* _Instructions to follow_:
In the records below, find each line holding the word "value" and copy it.

** Opening Dataset records block **

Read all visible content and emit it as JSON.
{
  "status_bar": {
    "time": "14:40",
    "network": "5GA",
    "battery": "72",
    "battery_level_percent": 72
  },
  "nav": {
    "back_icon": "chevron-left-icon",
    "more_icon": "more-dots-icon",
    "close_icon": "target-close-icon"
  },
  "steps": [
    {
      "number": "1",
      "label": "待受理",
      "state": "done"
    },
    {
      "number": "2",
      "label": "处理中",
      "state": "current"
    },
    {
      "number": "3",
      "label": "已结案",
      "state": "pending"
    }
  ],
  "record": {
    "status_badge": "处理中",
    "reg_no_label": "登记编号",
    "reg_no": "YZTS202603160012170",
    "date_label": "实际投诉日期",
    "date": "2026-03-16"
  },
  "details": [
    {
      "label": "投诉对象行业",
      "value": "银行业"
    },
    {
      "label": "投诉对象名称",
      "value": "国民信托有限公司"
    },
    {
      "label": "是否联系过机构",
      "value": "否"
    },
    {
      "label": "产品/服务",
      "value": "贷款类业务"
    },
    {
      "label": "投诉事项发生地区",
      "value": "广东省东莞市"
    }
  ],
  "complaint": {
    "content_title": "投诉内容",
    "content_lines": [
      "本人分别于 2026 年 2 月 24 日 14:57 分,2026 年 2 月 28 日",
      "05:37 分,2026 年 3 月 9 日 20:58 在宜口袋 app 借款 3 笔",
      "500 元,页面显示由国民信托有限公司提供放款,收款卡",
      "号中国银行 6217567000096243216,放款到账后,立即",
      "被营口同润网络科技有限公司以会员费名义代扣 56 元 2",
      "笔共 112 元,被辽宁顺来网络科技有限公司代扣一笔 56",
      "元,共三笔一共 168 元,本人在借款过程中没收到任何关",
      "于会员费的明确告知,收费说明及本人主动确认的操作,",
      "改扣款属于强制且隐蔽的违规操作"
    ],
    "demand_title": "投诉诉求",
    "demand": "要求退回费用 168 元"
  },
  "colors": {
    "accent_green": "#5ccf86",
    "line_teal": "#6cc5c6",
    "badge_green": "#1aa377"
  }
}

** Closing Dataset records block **

* _Response for this exercise_:
      "value": "银行业"
      "value": "国民信托有限公司"
      "value": "否"
      "value": "贷款类业务"
      "value": "广东省东莞市"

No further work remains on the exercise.